This paper assesses the economic justification for the selection of priority projects defined under the auspices of the Trans-European transport network. Three different transport models are used to analyse the costs and benefits associated with the current list of 30 priority projects. Most of these projects fail the cost-benefit test and few of the economically justifiable projects would need European subsidies to ensure their viability. Two remedies are proposed to minimise the inefficiencies surrounding project selection. The first remedy would oblige each member state or group of states to perform a cost-benefit analysis, followed by peer review and ensure that the results were published publicly prior to the ranking of federally funded priority projects. The second remedy would require federal funding to be made available only for projects with important spillovers to other countries in order to avoid pork barrel political behaviour.

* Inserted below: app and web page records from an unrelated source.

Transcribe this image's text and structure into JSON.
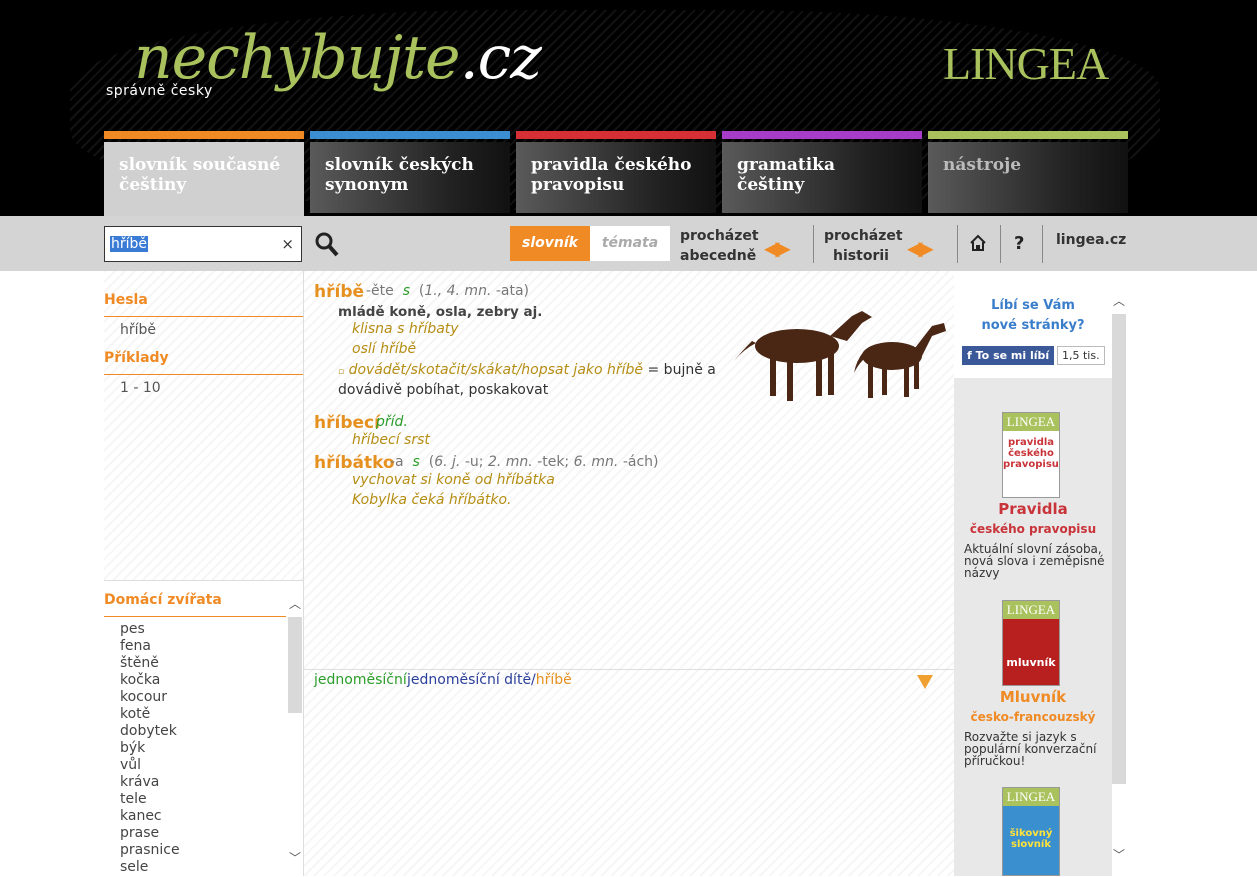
{
  "header": {
    "logo_main": "nechybujte",
    "logo_tld": ".cz",
    "logo_sub": "správně česky",
    "brand": "LINGEA"
  },
  "tabs": [
    {
      "label": "slovník současné češtiny",
      "color": "#f08a24"
    },
    {
      "label": "slovník českých synonym",
      "color": "#3b8ed1"
    },
    {
      "label": "pravidla českého pravopisu",
      "color": "#d62f35"
    },
    {
      "label": "gramatika češtiny",
      "color": "#a63cc8"
    },
    {
      "label": "nástroje",
      "color": "#a9c25d"
    }
  ],
  "toolbar": {
    "search_value": "hříbě",
    "clear": "×",
    "seg_active": "slovník",
    "seg_other": "témata",
    "browse_alpha_1": "procházet",
    "browse_alpha_2": "abecedně",
    "browse_hist_1": "procházet",
    "browse_hist_2": "historii",
    "help": "?",
    "link": "lingea.cz"
  },
  "left": {
    "hesla_title": "Hesla",
    "hesla_item": "hříbě",
    "priklady_title": "Příklady",
    "priklady_item": "1 - 10",
    "category_title": "Domácí zvířata",
    "category_items": [
      "pes",
      "fena",
      "štěně",
      "kočka",
      "kocour",
      "kotě",
      "dobytek",
      "býk",
      "vůl",
      "kráva",
      "tele",
      "kanec",
      "prase",
      "prasnice",
      "sele"
    ]
  },
  "entries": {
    "e1_head": "hříbě",
    "e1_g1": "-ěte",
    "e1_pos": "s",
    "e1_g2": "(",
    "e1_g3": "1., 4. mn.",
    "e1_g4": "-ata)",
    "e1_def": "mládě koně, osla, zebry aj.",
    "e1_ex1": "klisna s hříbaty",
    "e1_ex2": "oslí hříbě",
    "e1_idiom_mark": "▫",
    "e1_idiom": "dovádět/skotačit/skákat/hopsat jako hříbě",
    "e1_idiom_def1": "= bujně a",
    "e1_idiom_def2": "dovádivě pobíhat, poskakovat",
    "e2_head": "hříbecí",
    "e2_pos": "příd.",
    "e2_ex1": "hříbecí srst",
    "e3_head": "hříbátko",
    "e3_g1": "-a",
    "e3_pos": "s",
    "e3_g2": "(",
    "e3_g3": "6. j.",
    "e3_g4": "-u;",
    "e3_g5": "2. mn.",
    "e3_g6": "-tek;",
    "e3_g7": "6. mn.",
    "e3_g8": "-ách)",
    "e3_ex1": "vychovat si koně od hříbátka",
    "e3_ex2": "Kobylka čeká hříbátko."
  },
  "related": {
    "r1": "jednoměsíční",
    "r2": "jednoměsíční dítě/",
    "r3": "hříbě"
  },
  "sidebar": {
    "fb_q1": "Líbí se Vám",
    "fb_q2": "nové stránky?",
    "fb_button": "To se mi líbí",
    "fb_count": "1,5 tis.",
    "promo1_brand": "LINGEA",
    "promo1_book": "pravidla českého pravopisu",
    "promo1_title": "Pravidla",
    "promo1_sub": "českého pravopisu",
    "promo1_desc1": "Aktuální slovní zásoba,",
    "promo1_desc2": "nová slova i zeměpisné",
    "promo1_desc3": "názvy",
    "promo2_brand": "LINGEA",
    "promo2_book": "mluvník",
    "promo2_title": "Mluvník",
    "promo2_sub": "česko-francouzský",
    "promo2_desc1": "Rozvažte si jazyk s",
    "promo2_desc2": "populární konverzační",
    "promo2_desc3": "příručkou!",
    "promo3_brand": "LINGEA",
    "promo3_book": "šikovný slovník"
  }
}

Bibliographical noteFunding Information:
8 The EC financed the research project via the VIth Framework Program of DG-TREN.
Acknowledgement The authors acknowledge the support of the EC—VI Framework Program of DG-TREN via the FUNDING consortium. Only the authors are responsible for the views that are expressed in this paper. F. Dunkerley acknowledges the support of the FWO-Flanders project on political economy and Adler acknowledges the support of the Recanati Foundation. We thank the referees and H. Minken for their helpful comments.
- Cost benefit analysis
- Transport infrastructure